From then on, the terraces of the hospitality sector will be able to reopen, and customers can be served outside.
The same day, the curfew will be lifted and will be replaced with a ban on gatherings for more than three people between midnight and 5:00 AM.
People will also be allowed to invite two so-called ‘cuddle contacts’ into their homes, instead of one. However, these two people must belong to the same household.
From then on, worship services will be allowed to take place again, as will cultural activities outdoors for a maximum of 50 people. Amusement parks will also be able to reopen.
The second milestone will be when almost all over-65s and vulnerable people have been vaccinated, according to De Croo. “This is expected in early June. From then on, events will again be possible and more will also be possible indoors.”
“We can succeed in this if we take responsibility, together,” De Croo said. “If we keep our distance from each other, if we keep away from crowded places, if we do not do things that endanger each other. We are stronger if we work together.”
“No matter how you look at it, none of us will be safe unless everyone is safe,” he added. “So I’m calling on everyone: get vaccinated. Sign up for a reserve list. The vaccinations are speeding up. The vaccination plan is the only real exit plan.”
“A few weeks ago, when we announced the ‘Easter pause,’ we had hoped that the figures would be better today,” said Flemish Minister-President Jan Jambon. “However, some figures are still cause for concern.”

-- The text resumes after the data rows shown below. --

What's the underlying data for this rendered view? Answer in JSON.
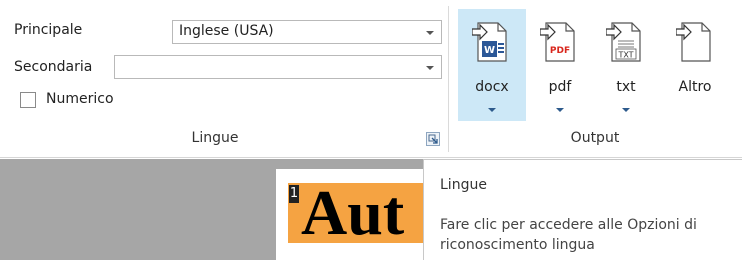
{
  "languages": {
    "primary_label": "Principale",
    "primary_value": "Inglese (USA)",
    "secondary_label": "Secondaria",
    "secondary_value": "",
    "numeric_label": "Numerico",
    "numeric_checked": false,
    "group_label": "Lingue"
  },
  "output": {
    "group_label": "Output",
    "buttons": [
      {
        "label": "docx",
        "icon": "word-document-icon",
        "active": true,
        "has_dropdown": true
      },
      {
        "label": "pdf",
        "icon": "pdf-document-icon",
        "active": false,
        "has_dropdown": true,
        "badge": "PDF"
      },
      {
        "label": "txt",
        "icon": "text-document-icon",
        "active": false,
        "has_dropdown": true,
        "badge": "TXT"
      },
      {
        "label": "Altro",
        "icon": "other-document-icon",
        "active": false,
        "has_dropdown": false
      }
    ]
  },
  "document": {
    "region_number": "1",
    "region_text": "Aut"
  },
  "tooltip": {
    "title": "Lingue",
    "body": "Fare clic per accedere alle Opzioni di\nriconoscimento lingua"
  },
  "colors": {
    "active_button": "#cde8f7",
    "word_blue": "#2b5797",
    "pdf_red": "#d9261c",
    "region_highlight": "#f5a342",
    "workspace": "#a6a6a6"
  }
}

For the hospitality industry, the support measures will continue to apply once the terraces can reopen, according to him. “Some businesses do not have a terrace, the weather also plays a role, it will not be easy for the sector.”
Additionally, next Friday (23 April), a special Consultative Committee will also take place, aimed at gradually restarting the culture and events sector, and the sports sector, according to Jambon.
“We are trying very hard not to forget anyone,” said Federal Health Minister Frank Vandenbroucke, adding that “we are certainly not forgetting the many people affected by Covid-19.”
“Hospital staff, who are fighting with this virus. The young people, who can go back to school. The managers of businesses in the hospitality sector, who have been looking at empty halls for months,” he said.
“This is not an easy exercise. It is still driving ahead and looking back to look at how the epidemic is evolving in the meantime,” said Vandenbroucke. “That is why we agree on concrete prospects, but emphasise that these are not without conditions: people must be vaccinated.”
“Additionally, today it was announced that Johnson & Johnson will stop supplying us with their vaccine for a while,” said Vandenbroucke.
“The logical conclusion is that we will not be doing the planned tests with the Johson & Johnson vaccine in the coming days,” he added. “This will not harm our vaccination campaign, as that vaccine was only a small part of our use.”
“We have also asked the European Medicines Agency (EMA) to be more specific about the pros and cons of using the different vaccines,” Vandenbroucke said. “Based on that, we will soon know how to use those vaccines in the future.”